* _RECORDS TO USE_
==============================

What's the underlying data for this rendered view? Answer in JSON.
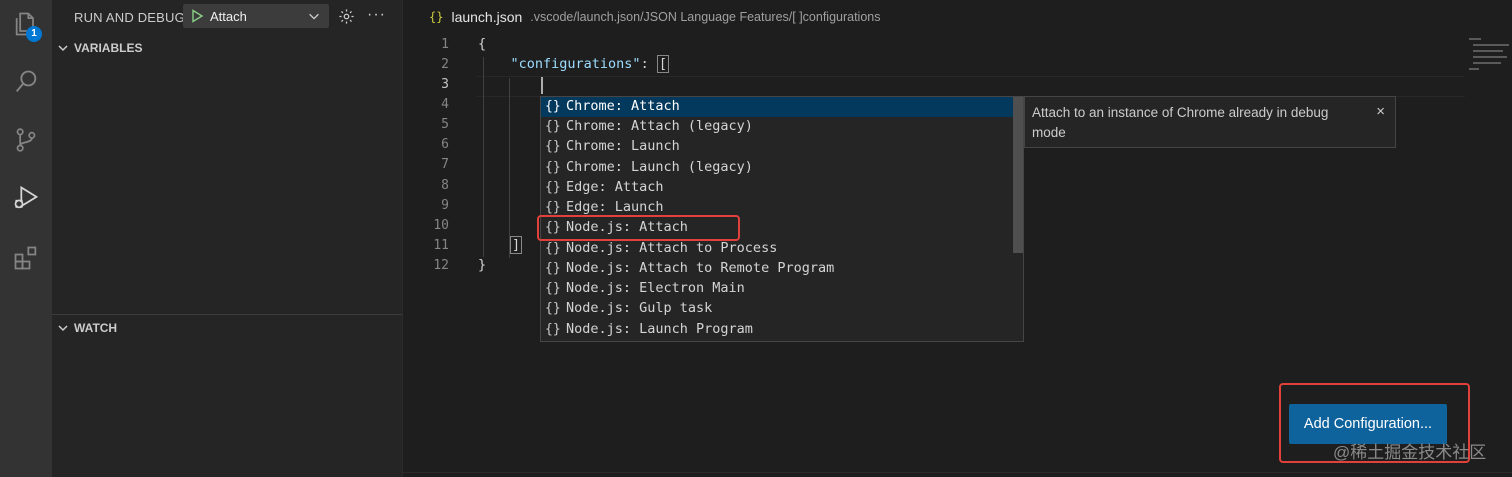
{
  "activity_bar": {
    "items": [
      {
        "icon": "files-icon",
        "badge": "1"
      },
      {
        "icon": "search-icon"
      },
      {
        "icon": "source-control-icon"
      },
      {
        "icon": "run-debug-icon"
      },
      {
        "icon": "extensions-icon"
      }
    ],
    "accent": "#0078d4"
  },
  "sidebar": {
    "title": "RUN AND DEBUG",
    "debug_config": "Attach",
    "more_label": "···",
    "sections": [
      {
        "label": "VARIABLES"
      },
      {
        "label": "WATCH"
      }
    ]
  },
  "editor": {
    "breadcrumb_icon": "{}",
    "file_name": "launch.json",
    "breadcrumb_path": ".vscode/launch.json/JSON Language Features/[ ]configurations",
    "line_numbers": [
      "1",
      "2",
      "3",
      "4",
      "5",
      "6",
      "7",
      "8",
      "9",
      "10",
      "11",
      "12"
    ],
    "current_line": "3",
    "code": {
      "l1": "{",
      "l2_key": "\"configurations\"",
      "l2_sep": ": ",
      "l2_bracket": "[",
      "l11": "]",
      "l12": "}"
    }
  },
  "suggest": {
    "icon": "{}",
    "items": [
      "Chrome: Attach",
      "Chrome: Attach (legacy)",
      "Chrome: Launch",
      "Chrome: Launch (legacy)",
      "Edge: Attach",
      "Edge: Launch",
      "Node.js: Attach",
      "Node.js: Attach to Process",
      "Node.js: Attach to Remote Program",
      "Node.js: Electron Main",
      "Node.js: Gulp task",
      "Node.js: Launch Program"
    ],
    "selected_index": 0,
    "highlighted_item": "Node.js: Attach",
    "details": "Attach to an instance of Chrome already in debug mode",
    "close_glyph": "×"
  },
  "add_configuration_button": "Add Configuration...",
  "watermark": "@稀土掘金技术社区",
  "colors": {
    "highlight_box": "#e0413b",
    "button": "#0e639c",
    "selection": "#04395e",
    "json_key": "#9cdcfe",
    "run_icon": "#89d185"
  }
}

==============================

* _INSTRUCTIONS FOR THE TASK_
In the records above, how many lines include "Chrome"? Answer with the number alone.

* _WRITTEN SOLUTION_
5